Overview (No Spoilers): After severely disliking the Glass Sword’s predecessor, the Red Queen, I went into the second novel of this series with hope that the series could only get better after the dismal start. Unfortunately, this second installment failed spectacularly to redeem the storyline, to the point that I will more than likely not be finishing the Red Queen series, regardless of my typical drive to find out how the story ends. The main protagonist and intended heroine, Mare Barrow continued her selfish ways with every aspect of the story being thrust into an exasperating pattern of tunnel-vision. Every interaction, feeling and decision Mare makes can be alluded to picking petals off a daisy. For example: “I love Cal. Cal is my enemy. I miss Maven. Maven must die. I trust Cal. I can’t trust anyone. Cal only understands me. He is the absolute worst.” This insufferable back and forth occurs not only multiple times a chapter, but can also happen within the same page. This repetitive nature of her internal mantra not only revolves around her complicated love life but is recurring for her feeling regarding leadership, the worth of her life, how people treat her, among many other topics. I did enjoy the addition of the many Newbloods and their corresponding talents, however this was one of the few bright spots for the Glass Sword. Overall, with the overwhelming quantity of similarly premised novels available to choose from, please heed my advice and steer clear of the Red Queen series. The hours spend in agonizing frustration with Mare Barrow will be better spent in the arms of other literary figures.

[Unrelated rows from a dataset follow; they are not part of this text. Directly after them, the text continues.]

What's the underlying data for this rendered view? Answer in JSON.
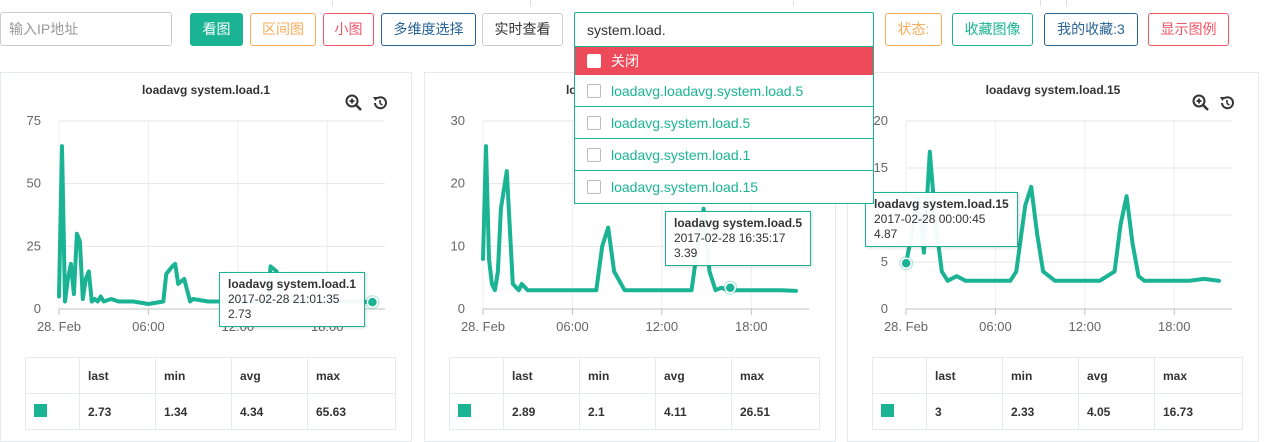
{
  "toolbar": {
    "ip_placeholder": "输入IP地址",
    "view_button": "看图",
    "range_button": "区间图",
    "small_button": "小图",
    "multi_button": "多维度选择",
    "realtime_button": "实时查看",
    "metric_value": "system.load.",
    "status_button": "状态:",
    "favorite_button": "收藏图像",
    "my_favorites_button": "我的收藏:3",
    "legend_button": "显示图例"
  },
  "dropdown": {
    "close_label": "关闭",
    "items": [
      "loadavg.loadavg.system.load.5",
      "loadavg.system.load.5",
      "loadavg.system.load.1",
      "loadavg.system.load.15"
    ]
  },
  "colors": {
    "accent": "#1ab394",
    "danger": "#ed4a5a"
  },
  "icons": {
    "zoom": "zoom-in-icon",
    "reset": "reset-zoom-icon"
  },
  "stats_headers": [
    "",
    "last",
    "min",
    "avg",
    "max"
  ],
  "charts": [
    {
      "title": "loadavg system.load.1",
      "tooltip": {
        "name": "loadavg system.load.1",
        "time": "2017-02-28 21:01:35",
        "value": "2.73"
      },
      "stats": {
        "last": "2.73",
        "min": "1.34",
        "avg": "4.34",
        "max": "65.63"
      },
      "chart_data": {
        "type": "line",
        "ylim": [
          0,
          75
        ],
        "yticks": [
          "75",
          "50",
          "25",
          "0"
        ],
        "xticks": [
          "28. Feb",
          "06:00",
          "12:00",
          "18:00"
        ],
        "x_hours": [
          0.0,
          0.2,
          0.4,
          0.6,
          0.8,
          1.0,
          1.2,
          1.4,
          1.6,
          1.8,
          2.0,
          2.2,
          2.4,
          2.6,
          2.8,
          3.0,
          3.5,
          4.0,
          5.0,
          6.0,
          7.0,
          7.2,
          7.6,
          7.8,
          8.0,
          8.4,
          8.8,
          9.0,
          10.0,
          12.0,
          14.0,
          14.2,
          14.6,
          15.0,
          15.4,
          16.0,
          18.0,
          20.0,
          21.0
        ],
        "values": [
          5,
          65,
          3,
          12,
          18,
          6,
          30,
          27,
          4,
          12,
          15,
          3,
          4,
          3,
          5,
          3,
          4,
          3,
          3,
          2,
          3,
          14,
          17,
          18,
          10,
          12,
          3,
          4,
          3,
          3,
          3,
          17,
          15,
          3,
          4,
          3,
          3,
          3,
          2.73
        ]
      }
    },
    {
      "title": "loadavg system.load.5",
      "tooltip": {
        "name": "loadavg system.load.5",
        "time": "2017-02-28 16:35:17",
        "value": "3.39"
      },
      "stats": {
        "last": "2.89",
        "min": "2.1",
        "avg": "4.11",
        "max": "26.51"
      },
      "chart_data": {
        "type": "line",
        "ylim": [
          0,
          30
        ],
        "yticks": [
          "30",
          "20",
          "10",
          "0"
        ],
        "xticks": [
          "28. Feb",
          "06:00",
          "12:00",
          "18:00"
        ],
        "x_hours": [
          0.0,
          0.2,
          0.4,
          0.6,
          0.8,
          1.0,
          1.2,
          1.6,
          2.0,
          2.4,
          2.6,
          3.0,
          3.6,
          4.0,
          5.0,
          6.0,
          7.0,
          7.6,
          8.0,
          8.4,
          8.8,
          9.5,
          10.5,
          12.0,
          13.0,
          14.0,
          14.4,
          14.8,
          15.2,
          15.6,
          16.0,
          16.4,
          17.0,
          18.0,
          19.0,
          20.0,
          21.0
        ],
        "values": [
          8,
          26,
          8,
          4,
          3,
          6,
          16,
          22,
          4,
          3,
          4,
          3,
          3,
          3,
          3,
          3,
          3,
          3,
          10,
          13,
          6,
          3,
          3,
          3,
          3,
          3,
          10,
          16,
          6,
          3,
          3.4,
          3,
          3,
          3,
          3,
          3,
          2.89
        ]
      }
    },
    {
      "title": "loadavg system.load.15",
      "tooltip": {
        "name": "loadavg system.load.15",
        "time": "2017-02-28 00:00:45",
        "value": "4.87"
      },
      "stats": {
        "last": "3",
        "min": "2.33",
        "avg": "4.05",
        "max": "16.73"
      },
      "chart_data": {
        "type": "line",
        "ylim": [
          0,
          20
        ],
        "yticks": [
          "20",
          "15",
          "10",
          "5",
          "0"
        ],
        "xticks": [
          "28. Feb",
          "06:00",
          "12:00",
          "18:00"
        ],
        "x_hours": [
          0.0,
          0.4,
          0.8,
          1.2,
          1.6,
          2.0,
          2.4,
          2.8,
          3.4,
          4.0,
          5.0,
          6.0,
          7.0,
          7.4,
          8.0,
          8.4,
          8.8,
          9.2,
          10.0,
          11.0,
          12.0,
          13.0,
          14.0,
          14.4,
          14.8,
          15.2,
          15.6,
          16.0,
          17.0,
          18.0,
          19.0,
          20.0,
          21.0
        ],
        "values": [
          4.87,
          8,
          12,
          6,
          16.73,
          9,
          4,
          3,
          3.5,
          3,
          3,
          3,
          3,
          4,
          11,
          13,
          8,
          4,
          3,
          3,
          3,
          3,
          4,
          9,
          12,
          7,
          3.5,
          3,
          3,
          3,
          3,
          3.2,
          3
        ]
      }
    }
  ]
}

Additional Insight (Spoilers Abound):
- It seemed out of character to me that Mare did not put any special feeling toward the 15 year olds being sent to their death in the front lines. How could there not be a plot brewing to recruit the Newbloods, while simultaneously saving the Dagger Legion. Also, why did they only go on one recruiting mission at a time, as such causing the book to drag during what could be an exciting, action filled segment?
- What is Jon’s end game? What was he doing by Maven’s side?
- Our heroine flirts with being evil as she mercilessly kills the Silvers in the control room despite Cal’s pleas. Cameron was another character that held such promise with her strong willed personality, however she quickly degraded into a headache.
- So in the end Mare is broken and gives in to Maven. I couldn’t believe that the story concluded with her sitting at the foot of Maven’s throne on a leash. Did anyone else have déjà vu of the Empire Strikes Back, i.e., Leia and Jabba the Hutt? Why would Maven release Cal and Kilorn when he had captured everyone? He already had Mare so what bargaining room did she really have?
- Mare is devastated when Shade dies and her family has always been important to her. Why does she continue to leave them without saying goodbye?
- Also, it was obvious from the beginning about Shade and Farley, as well as the impending child from the random comment about Farley being sick and attempting to hide it.
- Of note, in a young adult dystopian novel, when a family member or friend is killed off in the first book, the aforementioned character will likely return, however that same character will be killed/severely injured off by the end of the series in a most tragic manner. After reading the same storyline over and over again, it is time to stop being surprised by this tragic event.